--- WHAT YOU NEED TO DO ---
What you produce should match the records exactly, line for line.

--- INPUT DATA ---
+++++

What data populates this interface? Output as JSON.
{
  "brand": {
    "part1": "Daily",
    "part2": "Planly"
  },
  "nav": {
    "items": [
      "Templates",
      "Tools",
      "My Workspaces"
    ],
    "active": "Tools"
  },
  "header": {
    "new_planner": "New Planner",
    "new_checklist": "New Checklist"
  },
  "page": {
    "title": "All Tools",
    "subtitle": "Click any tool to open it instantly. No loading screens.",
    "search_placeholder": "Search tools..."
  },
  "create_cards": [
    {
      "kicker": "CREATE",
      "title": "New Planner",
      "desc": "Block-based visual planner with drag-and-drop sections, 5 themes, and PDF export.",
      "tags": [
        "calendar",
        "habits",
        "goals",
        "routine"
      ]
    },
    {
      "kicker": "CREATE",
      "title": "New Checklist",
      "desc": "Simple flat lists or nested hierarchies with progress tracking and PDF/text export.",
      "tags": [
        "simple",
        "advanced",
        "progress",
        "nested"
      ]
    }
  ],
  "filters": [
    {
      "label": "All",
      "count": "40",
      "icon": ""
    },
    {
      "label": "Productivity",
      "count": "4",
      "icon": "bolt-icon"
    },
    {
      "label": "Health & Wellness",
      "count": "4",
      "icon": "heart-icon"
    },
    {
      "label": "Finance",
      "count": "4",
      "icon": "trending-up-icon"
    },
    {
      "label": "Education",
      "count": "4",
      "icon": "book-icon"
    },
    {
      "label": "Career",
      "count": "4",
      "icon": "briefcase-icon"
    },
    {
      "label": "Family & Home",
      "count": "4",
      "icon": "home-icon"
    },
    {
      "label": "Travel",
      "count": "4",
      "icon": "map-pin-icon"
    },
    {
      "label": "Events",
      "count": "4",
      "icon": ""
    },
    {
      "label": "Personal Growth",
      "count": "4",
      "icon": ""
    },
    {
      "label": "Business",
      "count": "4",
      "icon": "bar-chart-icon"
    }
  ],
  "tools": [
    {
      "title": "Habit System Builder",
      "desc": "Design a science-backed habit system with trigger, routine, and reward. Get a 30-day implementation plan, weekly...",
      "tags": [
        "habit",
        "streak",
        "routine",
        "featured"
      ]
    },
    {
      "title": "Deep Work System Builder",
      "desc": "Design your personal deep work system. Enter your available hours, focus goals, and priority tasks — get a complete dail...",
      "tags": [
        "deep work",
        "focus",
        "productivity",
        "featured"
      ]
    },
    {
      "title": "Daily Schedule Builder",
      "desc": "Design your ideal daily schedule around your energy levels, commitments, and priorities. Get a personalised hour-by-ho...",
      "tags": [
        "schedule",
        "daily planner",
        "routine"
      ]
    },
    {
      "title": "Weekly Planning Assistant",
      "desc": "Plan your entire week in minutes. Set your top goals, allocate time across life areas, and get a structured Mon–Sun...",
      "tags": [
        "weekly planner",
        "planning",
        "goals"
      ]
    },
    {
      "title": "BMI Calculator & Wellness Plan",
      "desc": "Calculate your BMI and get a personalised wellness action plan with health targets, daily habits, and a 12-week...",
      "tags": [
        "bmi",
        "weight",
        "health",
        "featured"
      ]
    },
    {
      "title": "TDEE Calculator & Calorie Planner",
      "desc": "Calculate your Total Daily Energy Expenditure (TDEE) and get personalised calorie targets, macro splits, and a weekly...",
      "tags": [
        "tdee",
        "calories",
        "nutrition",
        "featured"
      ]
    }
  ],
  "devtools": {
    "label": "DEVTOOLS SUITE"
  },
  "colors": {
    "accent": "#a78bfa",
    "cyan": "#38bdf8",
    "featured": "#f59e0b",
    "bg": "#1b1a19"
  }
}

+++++

--- EXERCISE OUTPUT ---
What data populates this interface? Output as JSON.
{
  "brand": {
    "part1": "Daily",
    "part2": "Planly"
  },
  "nav": {
    "items": [
      "Templates",
      "Tools",
      "My Workspaces"
    ],
    "active": "Tools"
  },
  "header": {
    "new_planner": "New Planner",
    "new_checklist": "New Checklist"
  },
  "page": {
    "title": "All Tools",
    "subtitle": "Click any tool to open it instantly. No loading screens.",
    "search_placeholder": "Search tools..."
  },
  "create_cards": [
    {
      "kicker": "CREATE",
      "title": "New Planner",
      "desc": "Block-based visual planner with drag-and-drop sections, 5 themes, and PDF export.",
      "tags": [
        "calendar",
        "habits",
        "goals",
        "routine"
      ]
    },
    {
      "kicker": "CREATE",
      "title": "New Checklist",
      "desc": "Simple flat lists or nested hierarchies with progress tracking and PDF/text export.",
      "tags": [
        "simple",
        "advanced",
        "progress",
        "nested"
      ]
    }
  ],
  "filters": [
    {
      "label": "All",
      "count": "40",
      "icon": ""
    },
    {
      "label": "Productivity",
      "count": "4",
      "icon": "bolt-icon"
    },
    {
      "label": "Health & Wellness",
      "count": "4",
      "icon": "heart-icon"
    },
    {
      "label": "Finance",
      "count": "4",
      "icon": "trending-up-icon"
    },
    {
      "label": "Education",
      "count": "4",
      "icon": "book-icon"
    },
    {
      "label": "Career",
      "count": "4",
      "icon": "briefcase-icon"
    },
    {
      "label": "Family & Home",
      "count": "4",
      "icon": "home-icon"
    },
    {
      "label": "Travel",
      "count": "4",
      "icon": "map-pin-icon"
    },
    {
      "label": "Events",
      "count": "4",
      "icon": ""
    },
    {
      "label": "Personal Growth",
      "count": "4",
      "icon": ""
    },
    {
      "label": "Business",
      "count": "4",
      "icon": "bar-chart-icon"
    }
  ],
  "tools": [
    {
      "title": "Habit System Builder",
      "desc": "Design a science-backed habit system with trigger, routine, and reward. Get a 30-day implementation plan, weekly...",
      "tags": [
        "habit",
        "streak",
        "routine",
        "featured"
      ]
    },
    {
      "title": "Deep Work System Builder",
      "desc": "Design your personal deep work system. Enter your available hours, focus goals, and priority tasks — get a complete dail...",
      "tags": [
        "deep work",
        "focus",
        "productivity",
        "featured"
      ]
    },
    {
      "title": "Daily Schedule Builder",
      "desc": "Design your ideal daily schedule around your energy levels, commitments, and priorities. Get a personalised hour-by-ho...",
      "tags": [
        "schedule",
        "daily planner",
        "routine"
      ]
    },
    {
      "title": "Weekly Planning Assistant",
      "desc": "Plan your entire week in minutes. Set your top goals, allocate time across life areas, and get a structured Mon–Sun...",
      "tags": [
        "weekly planner",
        "planning",
        "goals"
      ]
    },
    {
      "title": "BMI Calculator & Wellness Plan",
      "desc": "Calculate your BMI and get a personalised wellness action plan with health targets, daily habits, and a 12-week...",
      "tags": [
        "bmi",
        "weight",
        "health",
        "featured"
      ]
    },
    {
      "title": "TDEE Calculator & Calorie Planner",
      "desc": "Calculate your Total Daily Energy Expenditure (TDEE) and get personalised calorie targets, macro splits, and a weekly...",
      "tags": [
        "tdee",
        "calories",
        "nutrition",
        "featured"
      ]
    }
  ],
  "devtools": {
    "label": "DEVTOOLS SUITE"
  },
  "colors": {
    "accent": "#a78bfa",
    "cyan": "#38bdf8",
    "featured": "#f59e0b",
    "bg": "#1b1a19"
  }
}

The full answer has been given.